Critics of anti-trust lawsuits often point out that these lawsuits make little or no difference to consumers of products in rapidly expanding areas of commerce. Let the market decide, they demand. But in IBM's case—and to a certain extent, Microsoft's case—the strategies of industry giants have been significantly altered by such legal actions.
For instance, it's questionable whether IBM would have decided to outsource DOS for the PC or whether it would have chosen to purchase the rights to UNIX had it not feared that it would be dragged into more legal quagmires. Indeed, one wonders if IBM's current embrace of open-source software is a reflection of its real concern for interoperability or simply a hedge against possible anti-trust actions. Certainly, its drive to obtain an increasing number of software patents is aimed at sustaining its legal monopoly on particular technologies. And here too Microsoft is following IBM's lead by beefing up its own pursuit of intellectual property rights through patent applications.

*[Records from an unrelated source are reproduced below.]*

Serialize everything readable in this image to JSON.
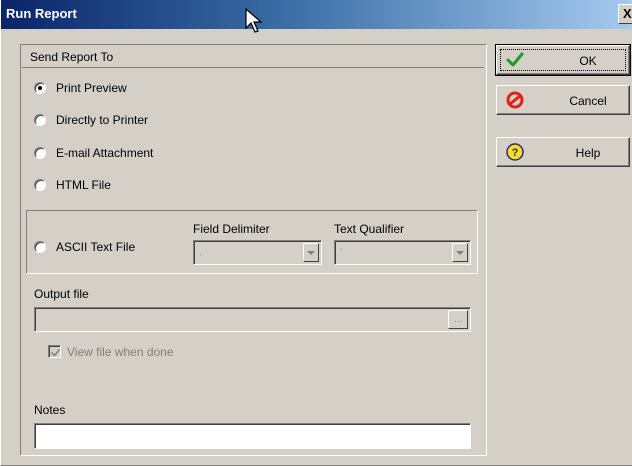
{
  "window": {
    "title": "Run Report",
    "close_label": "X"
  },
  "send_report": {
    "header": "Send Report To",
    "options": [
      {
        "label": "Print Preview",
        "selected": true
      },
      {
        "label": "Directly to Printer",
        "selected": false
      },
      {
        "label": "E-mail Attachment",
        "selected": false
      },
      {
        "label": "HTML File",
        "selected": false
      },
      {
        "label": "ASCII Text File",
        "selected": false
      }
    ]
  },
  "ascii": {
    "field_delimiter_label": "Field Delimiter",
    "field_delimiter_value": ",",
    "text_qualifier_label": "Text Qualifier",
    "text_qualifier_value": "'"
  },
  "output": {
    "label": "Output file",
    "value": "",
    "browse_label": "..."
  },
  "view_when_done": {
    "label": "View file when done",
    "checked": true
  },
  "notes": {
    "label": "Notes",
    "value": ""
  },
  "buttons": {
    "ok": "OK",
    "cancel": "Cancel",
    "help": "Help"
  },
  "icons": {
    "ok": "green-checkmark-icon",
    "cancel": "red-no-entry-icon",
    "help": "yellow-question-icon",
    "cursor": "mouse-pointer-icon"
  },
  "colors": {
    "titlebar_start": "#0a246a",
    "titlebar_end": "#a6caf0",
    "dialog_bg": "#d4d0c8"
  }
}
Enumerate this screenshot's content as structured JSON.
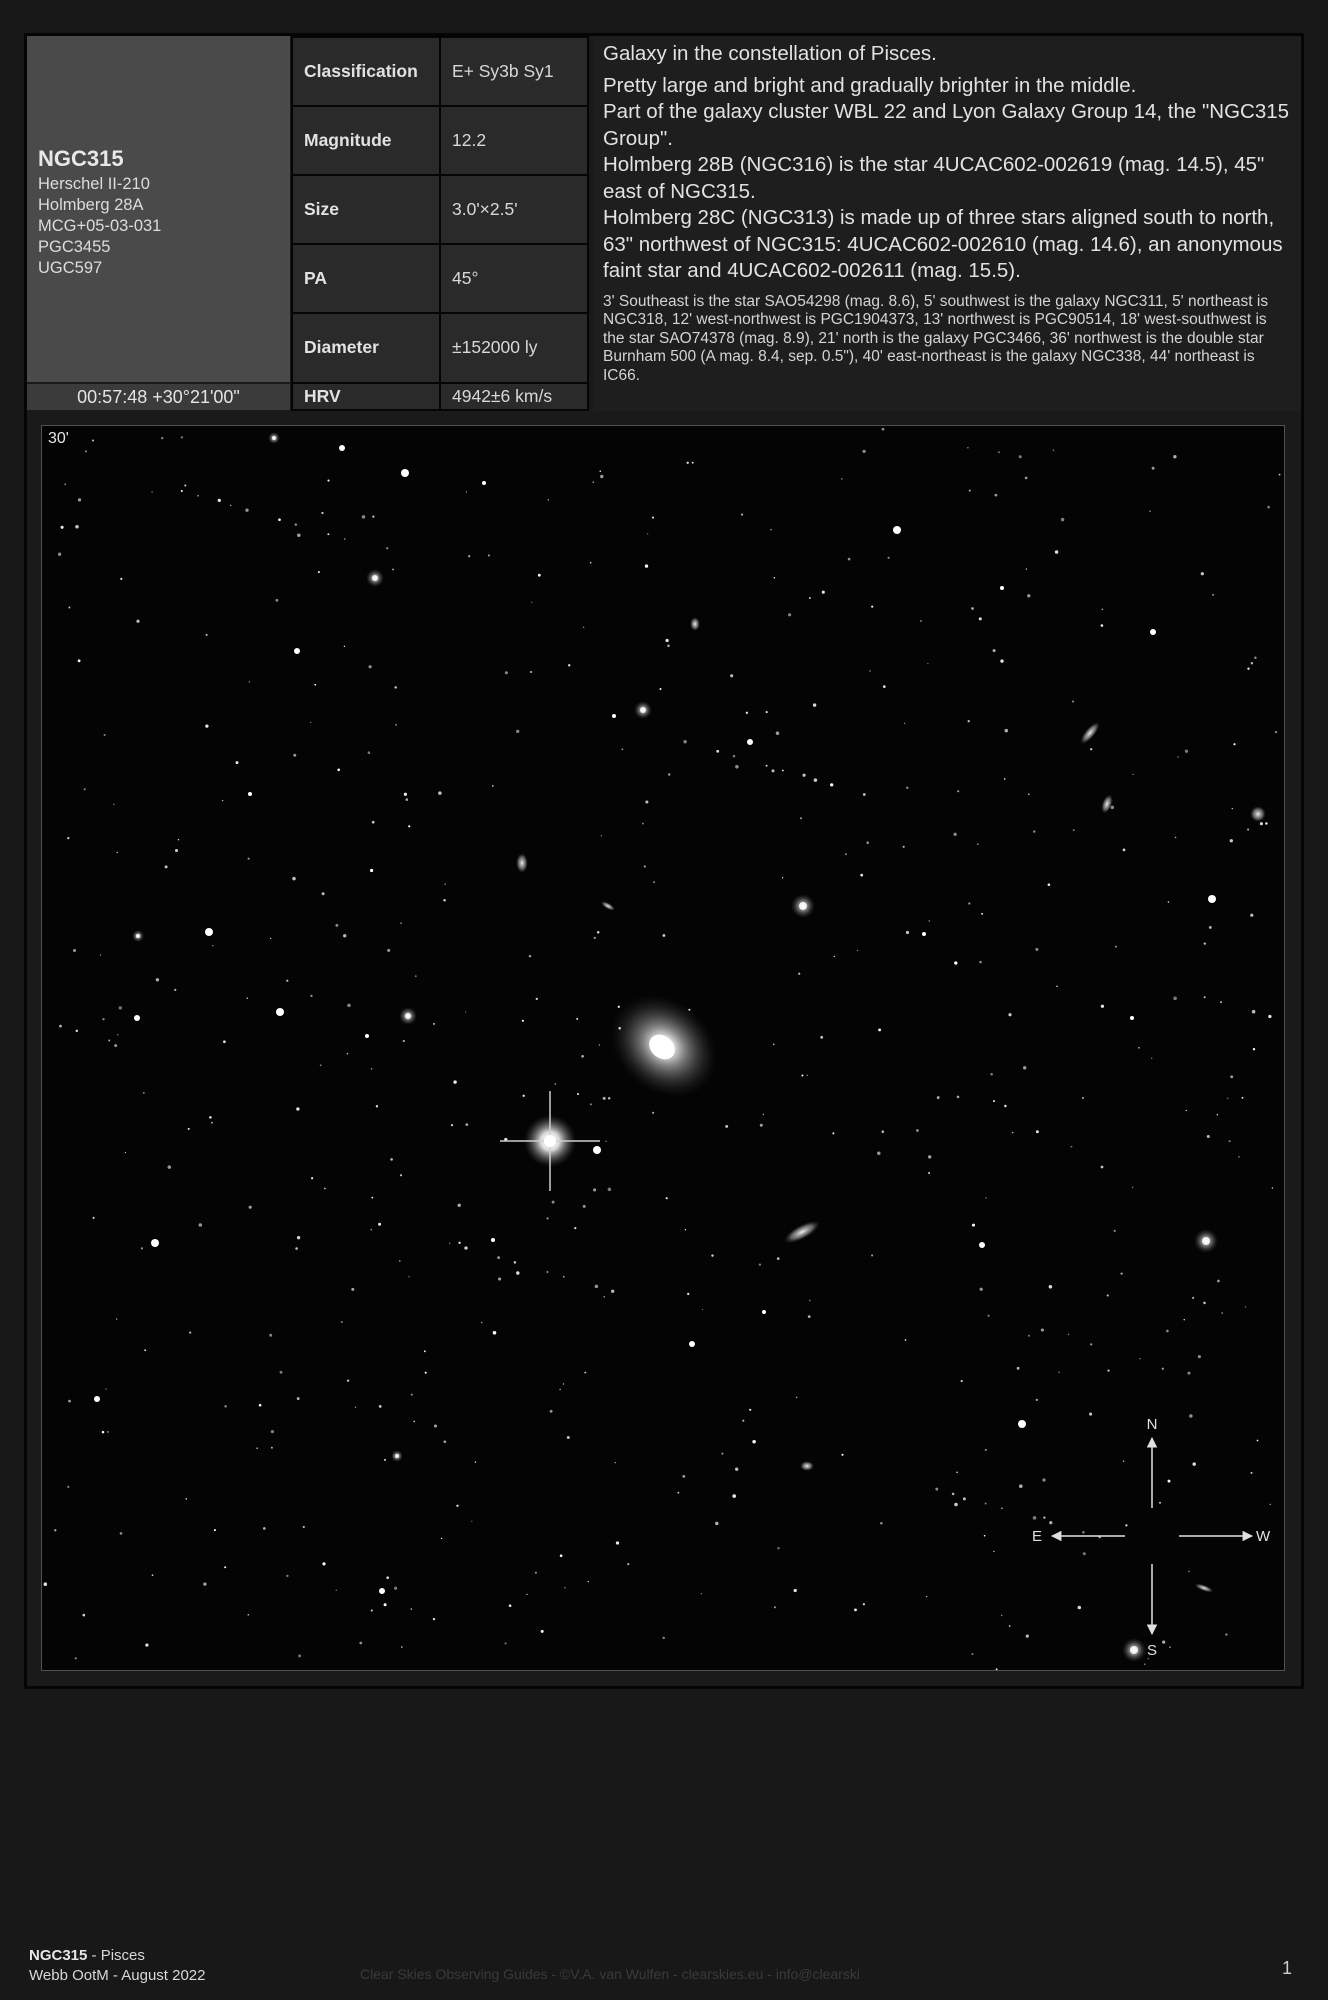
{
  "object": {
    "name": "NGC315",
    "aliases": [
      "Herschel II-210",
      "Holmberg 28A",
      "MCG+05-03-031",
      "PGC3455",
      "UGC597"
    ],
    "coordinates": "00:57:48 +30°21'00\""
  },
  "properties": [
    {
      "label": "Classification",
      "value": "E+ Sy3b Sy1"
    },
    {
      "label": "Magnitude",
      "value": "12.2"
    },
    {
      "label": "Size",
      "value": "3.0'×2.5'"
    },
    {
      "label": "PA",
      "value": "45°"
    },
    {
      "label": "Diameter",
      "value": "±152000 ly"
    },
    {
      "label": "HRV",
      "value": "4942±6 km/s"
    }
  ],
  "description": {
    "constellation": "Galaxy in the constellation of Pisces.",
    "lines": [
      "Pretty large and bright and gradually brighter in the middle.",
      "Part of the galaxy cluster WBL 22 and Lyon Galaxy Group 14, the \"NGC315 Group\".",
      "Holmberg 28B (NGC316) is the star 4UCAC602-002619 (mag. 14.5), 45\" east of NGC315.",
      "Holmberg 28C (NGC313) is made up of three stars aligned south to north, 63\" northwest of NGC315: 4UCAC602-002610 (mag. 14.6), an anonymous faint star and 4UCAC602-002611 (mag. 15.5)."
    ],
    "surroundings": "3' Southeast is the star SAO54298 (mag. 8.6), 5' southwest is the galaxy NGC311, 5' northeast is NGC318, 12' west-northwest is PGC1904373, 13' northwest is PGC90514, 18' west-southwest is the star SAO74378 (mag. 8.9), 21' north is the galaxy PGC3466, 36' northwest is the double star Burnham 500 (A mag. 8.4, sep. 0.5\"), 40' east-northeast is the galaxy NGC338, 44' northeast is IC66."
  },
  "image": {
    "scale_label": "30'",
    "compass": {
      "north": "N",
      "south": "S",
      "east": "E",
      "west": "W"
    }
  },
  "footer": {
    "object": "NGC315",
    "constellation": " - Pisces",
    "series": "Webb OotM - August 2022",
    "credit": "Clear Skies Observing Guides - ©V.A. van Wulfen - clearskies.eu - info@clearski",
    "page": "1"
  }
}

Do Anti-trust Laws Make a Difference to Consumers?
Consider the cost of Microsoft Windows today versus the cost in 1995: The price has changed little, while the functionality has increased substantially.
Is this the solely the result of free-market forces? Or has the need for the appearance of competition kept the price within a certain range of consumer acceptability? Have governmental anti-trust requirements done anything for the consumer? Or would we be paying substantially more (or less) had the anti-trust laws been ignored or repealed?

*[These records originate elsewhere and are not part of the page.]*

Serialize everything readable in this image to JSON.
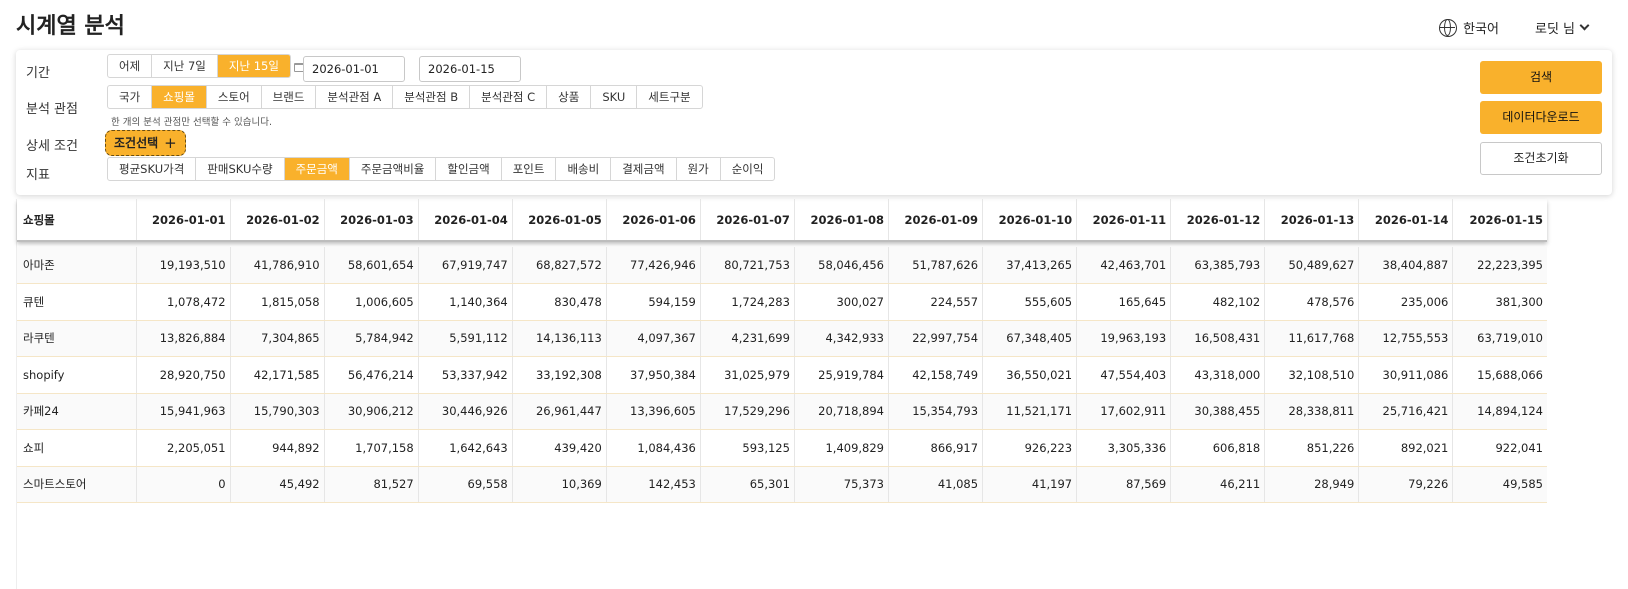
{
  "page_title": "시계열 분석",
  "topbar": {
    "language": "한국어",
    "user": "로딧 님"
  },
  "filters": {
    "period_label": "기간",
    "period_options": [
      "어제",
      "지난 7일",
      "지난 15일"
    ],
    "period_active": 2,
    "start_date": "2026-01-01",
    "end_date": "2026-01-15",
    "date_separator": "~",
    "perspective_label": "분석 관점",
    "perspective_options": [
      "국가",
      "쇼핑몰",
      "스토어",
      "브랜드",
      "분석관점 A",
      "분석관점 B",
      "분석관점 C",
      "상품",
      "SKU",
      "세트구분"
    ],
    "perspective_active": 1,
    "perspective_hint": "한 개의 분석 관점만 선택할 수 있습니다.",
    "detail_label": "상세 조건",
    "condition_button": "조건선택",
    "metric_label": "지표",
    "metric_options": [
      "평균SKU가격",
      "판매SKU수량",
      "주문금액",
      "주문금액비율",
      "할인금액",
      "포인트",
      "배송비",
      "결제금액",
      "원가",
      "순이익"
    ],
    "metric_active": 2
  },
  "actions": {
    "search": "검색",
    "download": "데이터다운로드",
    "reset": "조건초기화"
  },
  "table": {
    "first_header": "쇼핑몰",
    "dates": [
      "2026-01-01",
      "2026-01-02",
      "2026-01-03",
      "2026-01-04",
      "2026-01-05",
      "2026-01-06",
      "2026-01-07",
      "2026-01-08",
      "2026-01-09",
      "2026-01-10",
      "2026-01-11",
      "2026-01-12",
      "2026-01-13",
      "2026-01-14",
      "2026-01-15"
    ],
    "rows": [
      {
        "name": "아마존",
        "values": [
          "19,193,510",
          "41,786,910",
          "58,601,654",
          "67,919,747",
          "68,827,572",
          "77,426,946",
          "80,721,753",
          "58,046,456",
          "51,787,626",
          "37,413,265",
          "42,463,701",
          "63,385,793",
          "50,489,627",
          "38,404,887",
          "22,223,395"
        ]
      },
      {
        "name": "큐텐",
        "values": [
          "1,078,472",
          "1,815,058",
          "1,006,605",
          "1,140,364",
          "830,478",
          "594,159",
          "1,724,283",
          "300,027",
          "224,557",
          "555,605",
          "165,645",
          "482,102",
          "478,576",
          "235,006",
          "381,300"
        ]
      },
      {
        "name": "라쿠텐",
        "values": [
          "13,826,884",
          "7,304,865",
          "5,784,942",
          "5,591,112",
          "14,136,113",
          "4,097,367",
          "4,231,699",
          "4,342,933",
          "22,997,754",
          "67,348,405",
          "19,963,193",
          "16,508,431",
          "11,617,768",
          "12,755,553",
          "63,719,010"
        ]
      },
      {
        "name": "shopify",
        "values": [
          "28,920,750",
          "42,171,585",
          "56,476,214",
          "53,337,942",
          "33,192,308",
          "37,950,384",
          "31,025,979",
          "25,919,784",
          "42,158,749",
          "36,550,021",
          "47,554,403",
          "43,318,000",
          "32,108,510",
          "30,911,086",
          "15,688,066"
        ]
      },
      {
        "name": "카페24",
        "values": [
          "15,941,963",
          "15,790,303",
          "30,906,212",
          "30,446,926",
          "26,961,447",
          "13,396,605",
          "17,529,296",
          "20,718,894",
          "15,354,793",
          "11,521,171",
          "17,602,911",
          "30,388,455",
          "28,338,811",
          "25,716,421",
          "14,894,124"
        ]
      },
      {
        "name": "쇼피",
        "values": [
          "2,205,051",
          "944,892",
          "1,707,158",
          "1,642,643",
          "439,420",
          "1,084,436",
          "593,125",
          "1,409,829",
          "866,917",
          "926,223",
          "3,305,336",
          "606,818",
          "851,226",
          "892,021",
          "922,041"
        ]
      },
      {
        "name": "스마트스토어",
        "values": [
          "0",
          "45,492",
          "81,527",
          "69,558",
          "10,369",
          "142,453",
          "65,301",
          "75,373",
          "41,085",
          "41,197",
          "87,569",
          "46,211",
          "28,949",
          "79,226",
          "49,585"
        ]
      }
    ]
  }
}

Quality Is Job X
What about the quality of the products themselves? Windows today is better than it was 10 years ago, though things like documentation are not. For instance, in years gone by, Microsoft actually bundled in a manual describing how to use its products. Of course, these manuals always seemed like an afterthought, often so badly written that consumers seldom cracked the shrink-wrapped package. (It was much easier to call IT or simply tap the shoulder of a more knowledgeable neighbor.)
But what's better than a bad documentation manual? Well, evidently Microsoft interviewed hundreds of consumers and came up with a market-driven answer: No manual is better than a badly written one.
So, today, instead of a manual describing how to use the product, documentation for Microsoft products consists of only marginally useful Help text. Some consumers may complain privately, but the message seldom reaches the ears of the company itself. Instead, consumers pay for telephone support or log onto the Microsoft Web site and wade through Web pages that invariably misdirect, confound, and technically bewilder.
Of course, Microsoft is not alone in delivering documentation in this manner, but isn't it ironic that now the EC is actually fining Microsoft $2 million per day for not adequately documenting the interoperability of its own software? Who do these people at the EC think they are? Consumer advocates or something? What are they trying to do? Make Microsoft accountable? How bizarre! How totally European!
The Man Behind the Curtain
For some reason, this reminds me of the final scenes of the film version of the Wizard of Oz. Toto pulls back the curtain to discover a little old man operating the controls of the so-called Great and Powerful Oz. "Pay no attention to the man behind the curtain!" the old man bellows through the microphone.
I like to imagine Bill Gates playing the role of the wizard. My, how he's aged! And as Bill prepares for his for his ascent into the stratosphere of retirement in 2008, his faithful subjects assemble on the lawn to wish him bon voyage.
In this imagined farewell, I reflect how Windows has transformed the land of Oz. New Windows Vistas will by then stretch around the globe, offering a bountiful future for each of its Microsoft citizens. Bill climbs into the beautiful hot-air balloon while each of us gazes fondly at him through our emerald-colored glasses. The ropes are cut. The wizard ascends.
But wait! Dorothy has been left behind! "Come back!" she cries. "Come back!"
"I can't," Bill calls back plaintively. "I don't know how it works!"
Perhaps this is the scene the EC is worried about, too.
Thomas M. Stockwell is Editor in Chief of MC Press Online, LP.